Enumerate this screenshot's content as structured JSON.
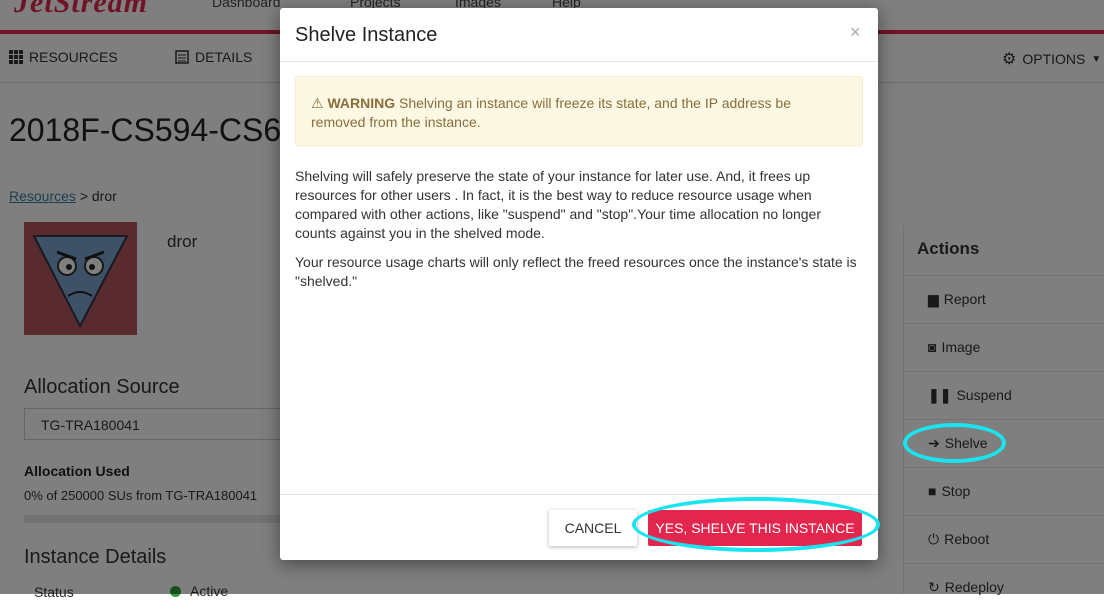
{
  "topnav": {
    "logo": "JetStream",
    "items": [
      "Dashboard",
      "Projects",
      "Images",
      "Help"
    ]
  },
  "subnav": {
    "resources_label": "RESOURCES",
    "details_label": "DETAILS",
    "options_label": "OPTIONS"
  },
  "page": {
    "title": "2018F-CS594-CS6",
    "breadcrumb_link": "Resources",
    "breadcrumb_current": "> dror",
    "instance_name": "dror"
  },
  "allocation": {
    "heading": "Allocation Source",
    "selected": "TG-TRA180041",
    "used_label": "Allocation Used",
    "used_value": "0% of 250000 SUs from TG-TRA180041",
    "used_fraction": 0.0
  },
  "instance_details": {
    "heading": "Instance Details",
    "status_label": "Status",
    "status_value": "Active"
  },
  "actions": {
    "title": "Actions",
    "items": [
      {
        "label": "Report",
        "icon": "inbox-icon"
      },
      {
        "label": "Image",
        "icon": "camera-icon"
      },
      {
        "label": "Suspend",
        "icon": "pause-icon"
      },
      {
        "label": "Shelve",
        "icon": "sign-in-icon"
      },
      {
        "label": "Stop",
        "icon": "stop-icon"
      },
      {
        "label": "Reboot",
        "icon": "power-icon"
      },
      {
        "label": "Redeploy",
        "icon": "refresh-icon"
      }
    ]
  },
  "modal": {
    "title": "Shelve Instance",
    "close": "×",
    "warning_label": "WARNING",
    "warning_text": "Shelving an instance will freeze its state, and the IP address be removed from the instance.",
    "paragraph1": "Shelving will safely preserve the state of your instance for later use. And, it frees up resources for other users . In fact, it is the best way to reduce resource usage when compared with other actions, like \"suspend\" and \"stop\".Your time allocation no longer counts against you in the shelved mode.",
    "paragraph2": "Your resource usage charts will only reflect the freed resources once the instance's state is \"shelved.\"",
    "cancel_label": "CANCEL",
    "confirm_label": "YES, SHELVE THIS INSTANCE"
  },
  "colors": {
    "brand": "#e2264d",
    "highlight": "#19e4f0",
    "warning_bg": "#fcf8e3",
    "warning_text": "#8a6d3b",
    "status_active": "#2e9e3a"
  }
}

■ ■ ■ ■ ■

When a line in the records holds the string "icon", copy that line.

        "icon": "inbox-icon"
        "icon": "camera-icon"
        "icon": "pause-icon"
        "icon": "sign-in-icon"
        "icon": "stop-icon"
        "icon": "power-icon"
        "icon": "refresh-icon"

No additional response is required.